When it comes to the NSA, I just can’t help myself, it’s like trying not to look at a car crash. I don’t want to know how deep this runs, or how bad it really is, but at the same time, I know that burying my head in the sand doesn’t help anything. I read all the stories, report on many of the revelations, and spend too much time thinking about how certain sites, equipment, and apps that have become fully integrated into our lives are really just portals for the government to glean private information. I’m far from the only one who’s disgusted by the NSA (all of Europe agrees), and it seems Facebook founder Mark Zuckerberg is even more pissed off than I am.
A few days ago, Zuckerberg posted his feelings about the internet and security:
To keep the internet strong, we need to keep it secure. That’s why at Facebook we spend a lot of our energy making our services and the whole internet safer and more secure…The internet works because most people and companies do the same …The US government should be the champion for the internet, not a threat. They need to be much more transparent about what they’re doing, or otherwise people will believe the worst.

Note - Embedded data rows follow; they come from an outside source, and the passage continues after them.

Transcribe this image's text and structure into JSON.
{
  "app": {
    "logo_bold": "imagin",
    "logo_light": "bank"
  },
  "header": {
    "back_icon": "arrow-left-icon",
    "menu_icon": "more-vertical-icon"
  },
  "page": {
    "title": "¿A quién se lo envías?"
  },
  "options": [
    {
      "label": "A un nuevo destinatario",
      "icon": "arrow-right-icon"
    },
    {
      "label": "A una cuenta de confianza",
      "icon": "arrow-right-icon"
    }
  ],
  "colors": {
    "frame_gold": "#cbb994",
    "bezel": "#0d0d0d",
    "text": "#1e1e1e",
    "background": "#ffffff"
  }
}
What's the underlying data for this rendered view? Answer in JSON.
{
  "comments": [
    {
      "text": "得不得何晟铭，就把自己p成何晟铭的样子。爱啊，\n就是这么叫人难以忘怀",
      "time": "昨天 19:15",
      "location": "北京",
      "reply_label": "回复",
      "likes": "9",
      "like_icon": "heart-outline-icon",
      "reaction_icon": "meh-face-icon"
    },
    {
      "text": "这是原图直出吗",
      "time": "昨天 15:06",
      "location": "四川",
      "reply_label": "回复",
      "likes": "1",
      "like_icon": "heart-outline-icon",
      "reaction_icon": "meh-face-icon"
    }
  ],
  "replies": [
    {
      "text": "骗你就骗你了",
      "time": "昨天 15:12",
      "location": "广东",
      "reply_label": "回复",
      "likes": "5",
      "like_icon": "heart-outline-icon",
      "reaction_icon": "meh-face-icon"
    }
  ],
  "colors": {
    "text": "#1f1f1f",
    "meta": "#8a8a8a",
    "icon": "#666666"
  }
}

Zuckerberg says he’s “confused and frustrated” by the U.S. government, so much so that he called up President Obama to express himself. It’d be pretty awesome if Zuckerberg revealed that he’d gotten Obama’s number via hacking, but it appears he went through more conventional channels to get the big man’s digits.
Zuckerberg’s post is vague with regards to the conversation, but he sums it up in single sentence: “Unfortunately, it seems like it will take a very long time for true full reform.” Well, sure, but I’m sure he didn’t need to call the president to realize that.
As much as I agree with Zuckerberg, there’s some undeniable hypocrisy here too. Facebook makes a slew of money by gathering our personal information, tailoring ads, and adjusting our newsfeeds, and the company’s foray into deep learning will only increase those efforts. But the distinction here is that Facebook doesn’t hack (until we learn otherwise). Zuckerberg’s phone call was largely prompted by yet another recent revelation about the NSA’s plans to infect millions of computers with malware to gain access to personal information. Recent reports (this fantastic Intercept article outlines all the details) also indicate that the NSA, “masqueraded as a fake Facebook server, using the social media site as a launching pad to infect a target’s computer and exfiltrate files from a hard drive.” The much-maligned intelligence agency has also sent out malware via spam emails. Once used only for elusive targets, these hacking techniques have recently been used on a frighteningly large scale. Among other things, spreading malware might make systems susceptible to other attacks and hacking.
On January 17, Obama announced a policy dictating that, “signals intelligence shall be collected exclusively where there is a foreign intelligence or counterintelligence purpose to support national and departmental missions, and not for any other purposes.” But the President’s credibility on his matter is understandably thin. I don’t buy it. Neither does Angela Merkel. And neither does Mark Zuckerberg. I just wish that mattered more.